Insurgent comes to theaters with a lot of goodwill. Its precursor, Divergent, broke out from the pack of young adult movies trying to be the next big thing in the wake of The Twilight Saga and The Hunger Games. The series sports a likable lead couple in Shailene Woodley and Theo James, along with Kate Winslet as an imposing Erudite faction heavy who comes across as a (rather entertaining) mash-up of Faye Dunaway and Hillary Clinton (No wire hangers! What difference does it make?!)

This sequel, though, is largely a letdown, even a presentation in IMAX (with atrocious 3D) can’t breathe energy into the action. And that is the biggest problem. It’s an action movie without action. Sure, things happen. It’s a movie of perpetual motion — and lots (lots!) of talk, as well. But the action is merely recorded motion. Even as the bad guys zip-line between battered Chicago skyscrapers, there’s zero emotion infusing the action.

Leave that to director Robert Schwentke, whose filmography is all over the map with the entertaining (RED), the sloppy (The Time Traveler’s Wife), the mediocre (Flightplan) and the ugly (R.I.P.D.). And he’s already attached to direct at least the first part of Allegiant, the now obligatory two-part adaptation of the third book in the trilogy (taking a cue from the milking sensations of Harry Potter, Hunger Games and Twilight).

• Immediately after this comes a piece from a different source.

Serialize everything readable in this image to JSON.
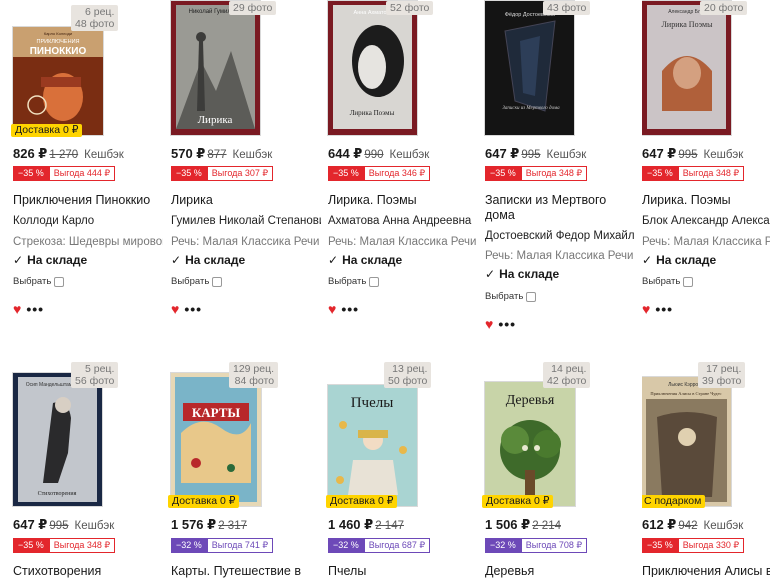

Stuck in the Middle

It doesn’t help matters that Akiva Goldsman gets a screenwriting credit. Laborious, soul-sucking adaptations are his forte. The Da Vinci Code. Winter’s Tale. He, more than Val Kilmer and George Clooney, killed off the Batman franchise in the ‘90s with his screenplays for Batman Forever and Batman and Robin. Of course, he had help muddying the factional waters here; newcomer Brian Duffield and the action-oriented Mark Bomback (Live Free or Die Hard) also contributed to this sluggish adventure.

It’s not the movie’s stars that are miscast, it’s Schwentke and the writers.

At least plenty of money was poured into this installment’s visuals. The crummy 3D notwithstanding, the movie looks good and affords richer production values than Divergent.

But maybe, giving this creative team some plausible deniability, there’s something weird about Veronica Roth’s source story. It feels like the filler middle book required to stretch a story arc into a full-fledged trilogy.

Enter “The Box”

Following the action of Divergent, Insurgent picks up with Jeanine (Winslet) sending troops out to find a mysterious box with some sort of really important content. It’s found at the home of the parents of Tris (Woodley). And to open it, well, that’s a whole other problem. It requires a true-blue Divergent, a Factionless individual who can withstand virtual reality simulations of all five factions.

Um. Okay. That seems to be divergent from the Insurgent novel, but maybe the YA fans will remain allegiant to this muddled, dry storyline. Having no recollection of even a passing reference to this all-important box in the first movie, kicking off this sequel with the box being central to the action turns the entire narrative into cheap, random storytelling.

Rather than a story arc that follows the tried-and-true concepts of Joseph Campbell’s Hero’s Journey, this one’s turned into a rambling struggle to follow the growth of Tris from run-of-the-mill teen to leader. That’s a disservice to what started in Divergent as a strong character and a series with a lot of thematic potential.